All Science Journal Classification (ASJC) codes

  • Accounting
  • Business, Management and Accounting (miscellaneous)
  • Finance

Cite this

@article{8aac3c788a8e436e816d3993d3ac2f49,
title = "Information-Hedging Disclosures and Insider Trading",
abstract = "I model the effect of disclosure on the tradeoff between information risk, liquidity risk, and price risk for a well-informed, risk-averse insider. Revealing some information before trading decreases the variability of the insider's information advantage and thus reduces his information risk. Disclosure also lowers adverse selection costs for market makers, which reduces the insider's liquidity risk by increasing his trading flexibility. However, disclosure increases price risk for the insider because the price fully reflects the revealed information. The reduction in information and liquidity risks outweigh the rise in price risk when the insider is less risk averse because a less risk-averse insider's information-based motive for trading is stronger than his hedging motive. The opposite relation holds when the insider is more risk averse. Therefore, a less (more) risk-averse insider experiences an increase (decrease) in welfare when he discloses some information before trading. Cost of capital and policy implications are identified.",
author = "Lenkey, {Stephen L.}",
year = "2016",
month = "10",
day = "1",
doi = "10.1111/jbfa.12224",
language = "English (US)",
volume = "43",
pages = "1280--1296",
journal = "Journal of Business Finance and Accounting",
issn = "0306-686X",
publisher = "Wiley-Blackwell",
number = "9-10",

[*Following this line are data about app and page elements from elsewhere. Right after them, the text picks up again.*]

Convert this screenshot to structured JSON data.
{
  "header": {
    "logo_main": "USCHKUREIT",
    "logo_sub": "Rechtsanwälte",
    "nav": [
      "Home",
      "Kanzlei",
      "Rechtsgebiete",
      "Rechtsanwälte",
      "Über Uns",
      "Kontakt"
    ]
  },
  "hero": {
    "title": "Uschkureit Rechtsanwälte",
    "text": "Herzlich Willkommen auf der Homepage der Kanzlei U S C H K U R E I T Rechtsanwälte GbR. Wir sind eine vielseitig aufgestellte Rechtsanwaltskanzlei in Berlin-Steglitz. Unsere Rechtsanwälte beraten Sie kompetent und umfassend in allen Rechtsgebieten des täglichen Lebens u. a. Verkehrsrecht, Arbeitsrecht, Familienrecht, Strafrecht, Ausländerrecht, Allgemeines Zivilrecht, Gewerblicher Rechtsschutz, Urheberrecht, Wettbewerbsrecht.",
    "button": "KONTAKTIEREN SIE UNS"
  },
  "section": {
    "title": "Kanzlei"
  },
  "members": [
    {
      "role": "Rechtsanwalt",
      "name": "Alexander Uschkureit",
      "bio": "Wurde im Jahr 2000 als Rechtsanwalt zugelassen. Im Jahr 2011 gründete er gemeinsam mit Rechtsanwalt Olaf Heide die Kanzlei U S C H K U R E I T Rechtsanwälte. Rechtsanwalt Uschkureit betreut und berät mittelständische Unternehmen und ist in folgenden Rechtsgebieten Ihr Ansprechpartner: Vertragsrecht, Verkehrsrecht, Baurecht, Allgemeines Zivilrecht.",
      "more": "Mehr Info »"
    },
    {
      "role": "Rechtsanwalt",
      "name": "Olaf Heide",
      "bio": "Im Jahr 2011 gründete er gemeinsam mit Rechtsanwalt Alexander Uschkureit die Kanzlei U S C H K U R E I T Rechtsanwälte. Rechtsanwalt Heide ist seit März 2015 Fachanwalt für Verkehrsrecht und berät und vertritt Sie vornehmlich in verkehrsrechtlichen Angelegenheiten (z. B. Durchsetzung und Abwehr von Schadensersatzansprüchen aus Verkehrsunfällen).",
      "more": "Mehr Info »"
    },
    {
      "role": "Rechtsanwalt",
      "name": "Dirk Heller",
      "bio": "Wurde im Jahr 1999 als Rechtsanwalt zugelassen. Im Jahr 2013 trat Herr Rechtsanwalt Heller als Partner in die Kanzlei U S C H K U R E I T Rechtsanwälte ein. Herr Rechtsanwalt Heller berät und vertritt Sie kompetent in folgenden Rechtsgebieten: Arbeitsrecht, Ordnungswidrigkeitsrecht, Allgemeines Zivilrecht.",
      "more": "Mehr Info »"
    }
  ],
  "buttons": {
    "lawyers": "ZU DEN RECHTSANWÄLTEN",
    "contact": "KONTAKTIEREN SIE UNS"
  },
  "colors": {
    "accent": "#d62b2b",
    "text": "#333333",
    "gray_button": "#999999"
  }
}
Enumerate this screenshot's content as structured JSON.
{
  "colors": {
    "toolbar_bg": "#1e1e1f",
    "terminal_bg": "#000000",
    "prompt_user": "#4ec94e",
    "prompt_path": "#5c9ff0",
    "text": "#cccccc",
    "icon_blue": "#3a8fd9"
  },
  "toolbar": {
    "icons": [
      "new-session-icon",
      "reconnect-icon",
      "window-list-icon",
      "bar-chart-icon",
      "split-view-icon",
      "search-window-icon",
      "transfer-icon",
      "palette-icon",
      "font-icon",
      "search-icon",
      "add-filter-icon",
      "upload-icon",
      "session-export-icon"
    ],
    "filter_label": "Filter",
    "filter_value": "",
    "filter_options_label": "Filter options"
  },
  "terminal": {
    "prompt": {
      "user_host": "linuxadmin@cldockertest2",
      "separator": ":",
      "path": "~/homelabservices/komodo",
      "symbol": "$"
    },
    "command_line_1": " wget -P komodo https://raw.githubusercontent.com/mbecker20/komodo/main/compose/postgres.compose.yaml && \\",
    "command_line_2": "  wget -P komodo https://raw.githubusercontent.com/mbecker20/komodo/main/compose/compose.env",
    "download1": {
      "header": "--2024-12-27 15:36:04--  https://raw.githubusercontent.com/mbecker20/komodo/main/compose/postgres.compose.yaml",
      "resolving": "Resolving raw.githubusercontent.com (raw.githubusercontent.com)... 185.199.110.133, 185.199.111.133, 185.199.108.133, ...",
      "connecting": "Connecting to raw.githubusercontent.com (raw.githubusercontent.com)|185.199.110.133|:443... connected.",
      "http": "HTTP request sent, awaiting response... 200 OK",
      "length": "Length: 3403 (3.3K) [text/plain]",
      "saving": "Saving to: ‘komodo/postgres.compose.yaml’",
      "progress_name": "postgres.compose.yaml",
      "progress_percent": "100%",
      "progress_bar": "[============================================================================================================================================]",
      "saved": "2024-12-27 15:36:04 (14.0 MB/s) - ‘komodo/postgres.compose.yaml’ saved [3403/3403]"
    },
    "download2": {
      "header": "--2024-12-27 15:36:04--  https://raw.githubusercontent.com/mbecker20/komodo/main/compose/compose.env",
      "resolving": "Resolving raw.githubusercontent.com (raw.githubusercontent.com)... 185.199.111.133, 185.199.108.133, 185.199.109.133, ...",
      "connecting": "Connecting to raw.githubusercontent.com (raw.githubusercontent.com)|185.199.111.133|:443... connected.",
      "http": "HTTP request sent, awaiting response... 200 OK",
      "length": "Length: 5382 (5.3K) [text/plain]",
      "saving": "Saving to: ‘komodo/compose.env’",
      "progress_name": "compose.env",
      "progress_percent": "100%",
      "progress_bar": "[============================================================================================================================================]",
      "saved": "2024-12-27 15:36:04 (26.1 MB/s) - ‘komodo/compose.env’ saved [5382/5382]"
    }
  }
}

}

Information-Hedging Disclosures and Insider Trading. / Lenkey, Stephen L.

In: Journal of Business Finance and Accounting, Vol. 43, No. 9-10, 01.10.2016, p. 1280-1296.

Research output: Contribution to journalArticle

TY - JOUR

T1 - Information-Hedging Disclosures and Insider Trading

AU - Lenkey, Stephen L.

PY - 2016/10/1

Y1 - 2016/10/1

N2 - I model the effect of disclosure on the tradeoff between information risk, liquidity risk, and price risk for a well-informed, risk-averse insider. Revealing some information before trading decreases the variability of the insider's information advantage and thus reduces his information risk. Disclosure also lowers adverse selection costs for market makers, which reduces the insider's liquidity risk by increasing his trading flexibility. However, disclosure increases price risk for the insider because the price fully reflects the revealed information. The reduction in information and liquidity risks outweigh the rise in price risk when the insider is less risk averse because a less risk-averse insider's information-based motive for trading is stronger than his hedging motive. The opposite relation holds when the insider is more risk averse. Therefore, a less (more) risk-averse insider experiences an increase (decrease) in welfare when he discloses some information before trading. Cost of capital and policy implications are identified.

AB - I model the effect of disclosure on the tradeoff between information risk, liquidity risk, and price risk for a well-informed, risk-averse insider. Revealing some information before trading decreases the variability of the insider's information advantage and thus reduces his information risk. Disclosure also lowers adverse selection costs for market makers, which reduces the insider's liquidity risk by increasing his trading flexibility. However, disclosure increases price risk for the insider because the price fully reflects the revealed information. The reduction in information and liquidity risks outweigh the rise in price risk when the insider is less risk averse because a less risk-averse insider's information-based motive for trading is stronger than his hedging motive. The opposite relation holds when the insider is more risk averse. Therefore, a less (more) risk-averse insider experiences an increase (decrease) in welfare when he discloses some information before trading. Cost of capital and policy implications are identified.

UR - http://www.scopus.com/inward/record.url?scp=84994448770&partnerID=8YFLogxK

UR - http://www.scopus.com/inward/citedby.url?scp=84994448770&partnerID=8YFLogxK

U2 - 10.1111/jbfa.12224

DO - 10.1111/jbfa.12224

M3 - Article

AN - SCOPUS:84994448770

VL - 43

SP - 1280

EP - 1296

JO - Journal of Business Finance and Accounting

JF - Journal of Business Finance and Accounting

SN - 0306-686X

IS - 9-10

ER -